Sedums are probably one of the BEST problem solving plants for tough spots where other plants fail to grow – even on hillsides and banks. The only thing they need is good drainage.
Here are the varieties I would combine to achieve a similar foliage effect:
For even a quicker solution – try SedumSod – an easy mat that installs in seconds!
A real dependable “tough it out” ground cover is Plumbago (Ceratostigma plumbaginoides). Yes it is a mouthful – but oh what an underutilized ground cover for sun to partly shaded areas (or those transitional areas) that is worth growing in your garden.
If you are looking for a moderate spreader that gives you light glossy foliage that looks nice and tidy throughout the growing season (and helps suppress the weeds) Plumbago is definitely a groundcover to consider looking charming beneath shrubs or as an edging plant.
I really like blue flowers which appear in mid summer just when you need a pop of color for the garden. You’ll get some nice fall color too when the foliage turns to a red coppery bronze color. Give it good drainage, and let it do its thing as it thrives on neglect.
Be patient in spring. Plumbago breaks dormancy later that most plants.
- Botanical: Ceratostigma plumbaginoides
- Common: Plumbago
- USDA – Zone 5-8
- Light: Full sun to part shade. Shade in hot afternoon.
- Size: 6-12 inches tall
- Spread: Moderate spread by rhizomes 1-2 feet wide
- Features: Tolerate clay, sand, drought, part shade, sun, deer,
- Uses: Undemanding groundcover
Remember the first perennial garden you personally designed? Mine was a rich riot of color with Daylilies and Rudbeckia. But it was boring – I had achieved a solder like lineup of plants with similar heights.
Add Highs to your Lows with Vertical Elements
So what now? I realized I needed some height along with different sizes and shape to gain balance and flow -so I added a few vertical plants namely Miscanthus and was really happy with the results.
Rhamnus Fine Line®
In the past few years, I discovered a wonderful vertical plant called Rhamnus Fine Line®
that combines the texture of an ornamental grass with Zone 3 hardiness. Rhamnus grows around 6 feet and the fact that it only gets around 24” wide – you have a perfect complement to any border in a sun to partly shaded site.
Unlike a Miscanthus, Fine Line® does not need to be pruned down to the ground every spring – it just flushes out with fresh new ferny like foliage which can be trimmed to any shape.
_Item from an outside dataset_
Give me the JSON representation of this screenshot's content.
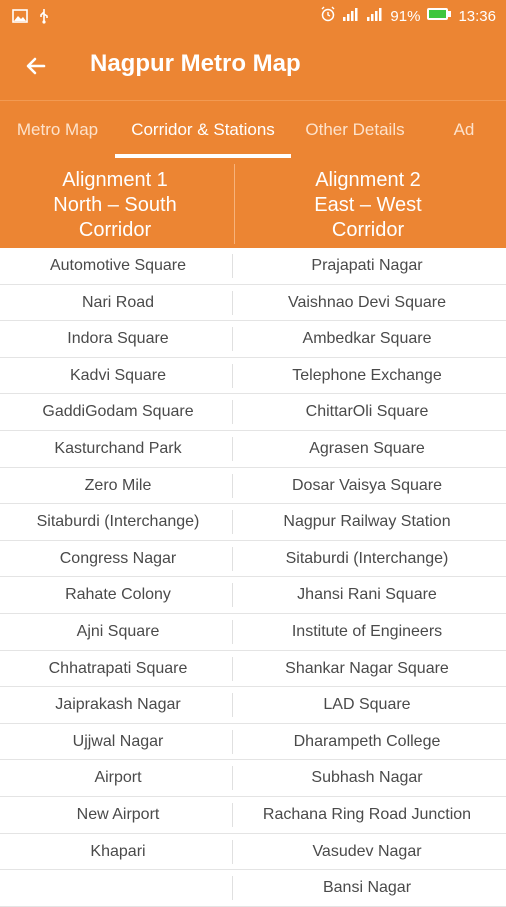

The soft ferny foliage is so lovely when planted in groups of 3 or more. It makes a terrific background plant and a medium sized Hedge Plant. Try it with Knock Out Roses, Buddleia Blue Chip, or other moderate size shrubs. It also makes a terrific container plant with season long interest Rhamnus is 98% sterile so it is noninvasive. Fall brings on a brilliant gold color.
This deer & drought proof deciduous shrub is a delightful medium sized vertical plant in almost any size garden.